    groupBy(identity) is the only hairy part of my code, but it's not too bad and the benefit is that nice "val (winner,winnerCount)" destructuring later on. If you're worried about tracking the type of votesByCandidate, give it an explicit type (that's a good idea and I replaced my comment with a type assertion).

    I'm not going to sit here and compare underscore counts but here's my updated version, fixing my mistake about valid candidates and removing every single underscore:

  6. In your original code you had elect call electHelper and vice versa. That's mutual recursion and it is not optimized by Scala.

    You pick on "vote" -- though vote is explicitly defined as a list of candidates ranked by preference -- but go on to say that "allVoters" is a list of "choices". How can allVoters be a list of choices, and not voters?

    I call "votes" a list of "vote", and it is a sequence -- not a traversable or iterable -- because it *cannot* be a set. It must be able to admit multiple identical votes, and the only collection that *ensures* that is sequence. To ensure that is typechecked I made it a sequence.

    You say underscore is idiomatic Scala, which is true enough (though you could have replaced (candidates.contains(_)) with (candidate contains). However, you complain about using collections as functions. Well, I have news for you: *that* is idiomatic Scala, and you should get used to it. Collections are functions for a reason, not by coincidence.

    However, I did not write this code for people who are used to reading Scala code -- it adds nothing for them. I wrote it for people who are curious about Scala, or learning it.

    And you think that

    val (winner, winnerVotes) = votesByCandidate.maxBy{case (_,voteCount) => voteCount}

    is preferable to

    val mostVotesCandidate = candidates maxBy votesByCandidate


    You can keep it, thanks. I wish I could use a case class vote(choices: Choices), type Choices = Seq[String], but there's no place to put that -- it adds things that are not related to the problem.

    I did find your use of "find" perfect, though. I'll change my own version to use it as well.

  7. Oh, shoot, now I see what you're saying. The mutual recursion was definitely unintended. The tail call in elect was supposed to be another call to electHelper - that's a typo that arose because I moved the validCandidates check out of the elect function at the last minute and then posted it without trying it. Sorry. Moving it out was wrong on my part anyway.

    I don't have a problem with using collections as functions:

    if( friends(jimmy) ) { .... } // awesome
    a(10) = 444 // great
    if( a(0) > 10 ) { ... } // rad
    vote filter candidates // pushing it, but fine


    candidates maxBy votesByCandidate // contortionistic

    Guess we just disagree.
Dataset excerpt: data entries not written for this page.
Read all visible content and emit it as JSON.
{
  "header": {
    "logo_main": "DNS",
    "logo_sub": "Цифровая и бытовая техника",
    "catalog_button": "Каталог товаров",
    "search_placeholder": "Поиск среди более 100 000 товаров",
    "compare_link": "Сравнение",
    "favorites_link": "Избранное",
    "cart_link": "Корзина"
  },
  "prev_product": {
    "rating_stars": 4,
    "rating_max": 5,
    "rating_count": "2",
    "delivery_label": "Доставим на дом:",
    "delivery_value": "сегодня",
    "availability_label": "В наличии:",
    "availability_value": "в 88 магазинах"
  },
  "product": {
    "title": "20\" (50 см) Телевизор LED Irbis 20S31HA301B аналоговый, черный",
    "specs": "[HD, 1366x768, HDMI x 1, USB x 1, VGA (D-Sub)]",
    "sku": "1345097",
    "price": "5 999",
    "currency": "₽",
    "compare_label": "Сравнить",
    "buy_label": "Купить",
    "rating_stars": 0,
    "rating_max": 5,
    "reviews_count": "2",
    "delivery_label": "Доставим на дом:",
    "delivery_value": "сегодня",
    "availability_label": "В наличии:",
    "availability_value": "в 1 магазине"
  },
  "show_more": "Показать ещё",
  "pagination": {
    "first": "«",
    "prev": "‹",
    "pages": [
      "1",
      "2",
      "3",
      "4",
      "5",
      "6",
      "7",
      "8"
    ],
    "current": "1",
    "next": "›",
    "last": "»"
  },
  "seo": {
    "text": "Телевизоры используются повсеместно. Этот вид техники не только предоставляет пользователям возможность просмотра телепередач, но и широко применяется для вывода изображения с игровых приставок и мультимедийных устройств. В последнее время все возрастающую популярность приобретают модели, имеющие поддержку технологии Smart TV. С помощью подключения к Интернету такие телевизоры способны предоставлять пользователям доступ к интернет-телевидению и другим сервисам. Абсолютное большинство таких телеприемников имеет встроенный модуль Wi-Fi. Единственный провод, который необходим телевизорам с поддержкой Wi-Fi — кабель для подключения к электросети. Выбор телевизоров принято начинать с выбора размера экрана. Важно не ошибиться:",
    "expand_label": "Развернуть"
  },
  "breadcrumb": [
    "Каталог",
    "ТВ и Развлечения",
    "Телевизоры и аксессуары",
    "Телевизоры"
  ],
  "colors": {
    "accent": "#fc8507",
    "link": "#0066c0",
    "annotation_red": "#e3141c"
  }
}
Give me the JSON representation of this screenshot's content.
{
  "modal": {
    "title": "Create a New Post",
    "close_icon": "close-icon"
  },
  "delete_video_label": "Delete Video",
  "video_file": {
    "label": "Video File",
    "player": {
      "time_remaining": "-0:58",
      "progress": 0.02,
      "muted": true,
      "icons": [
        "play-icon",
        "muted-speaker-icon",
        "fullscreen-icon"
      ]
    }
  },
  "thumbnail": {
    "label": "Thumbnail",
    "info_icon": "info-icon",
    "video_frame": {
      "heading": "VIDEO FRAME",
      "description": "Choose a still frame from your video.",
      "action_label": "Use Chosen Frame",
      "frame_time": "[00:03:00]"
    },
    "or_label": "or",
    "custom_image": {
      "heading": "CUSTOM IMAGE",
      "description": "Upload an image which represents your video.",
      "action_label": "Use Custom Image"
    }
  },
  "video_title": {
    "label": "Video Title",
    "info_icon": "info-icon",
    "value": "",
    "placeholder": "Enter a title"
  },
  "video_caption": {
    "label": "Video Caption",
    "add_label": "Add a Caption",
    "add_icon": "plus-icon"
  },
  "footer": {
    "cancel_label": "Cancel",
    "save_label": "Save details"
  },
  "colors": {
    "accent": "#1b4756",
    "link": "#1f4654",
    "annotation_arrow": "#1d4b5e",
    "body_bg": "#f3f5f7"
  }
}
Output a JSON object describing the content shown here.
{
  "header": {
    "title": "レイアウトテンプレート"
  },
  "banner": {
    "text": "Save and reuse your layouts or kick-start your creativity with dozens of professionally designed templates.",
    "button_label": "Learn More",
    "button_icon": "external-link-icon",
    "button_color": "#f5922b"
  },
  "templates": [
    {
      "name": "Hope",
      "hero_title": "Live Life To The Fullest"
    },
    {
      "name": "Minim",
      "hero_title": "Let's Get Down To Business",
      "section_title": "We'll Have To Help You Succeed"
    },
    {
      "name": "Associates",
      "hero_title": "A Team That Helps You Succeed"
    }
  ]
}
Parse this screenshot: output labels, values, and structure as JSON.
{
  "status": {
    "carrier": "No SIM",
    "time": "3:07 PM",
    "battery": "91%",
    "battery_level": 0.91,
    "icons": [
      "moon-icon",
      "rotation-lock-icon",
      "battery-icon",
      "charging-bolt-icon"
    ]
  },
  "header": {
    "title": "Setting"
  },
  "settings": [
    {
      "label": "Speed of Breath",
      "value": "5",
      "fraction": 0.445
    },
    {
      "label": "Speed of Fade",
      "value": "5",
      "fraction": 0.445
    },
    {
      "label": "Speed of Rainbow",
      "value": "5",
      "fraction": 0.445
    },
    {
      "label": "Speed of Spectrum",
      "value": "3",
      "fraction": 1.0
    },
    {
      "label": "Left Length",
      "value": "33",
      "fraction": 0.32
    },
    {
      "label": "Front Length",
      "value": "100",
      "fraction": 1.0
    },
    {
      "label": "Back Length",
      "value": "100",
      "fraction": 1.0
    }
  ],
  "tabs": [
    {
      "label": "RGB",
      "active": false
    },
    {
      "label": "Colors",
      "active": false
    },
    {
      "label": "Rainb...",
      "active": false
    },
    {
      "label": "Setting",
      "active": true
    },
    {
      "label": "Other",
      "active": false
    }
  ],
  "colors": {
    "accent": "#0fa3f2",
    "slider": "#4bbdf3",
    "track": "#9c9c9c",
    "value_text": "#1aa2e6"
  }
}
    I said the voters are a Traversable. Each voter is represented by a Seq of votes. Agree? We both know that the votes themselves have an order, but the outer collection ('votes' in your code) has no order.

    But yes, I think "val (winner,winnerVotes) = votesByCandidate.maxBy(_._2)" is preferable to your code. Not least because I get the winnerVotes variable along with it, which you have to retrieve later and because it's completely straightforward about what it's doing.

    I didn't want to get into a big arguing match, I guess we just disagree about how best to present Scala to newcomers.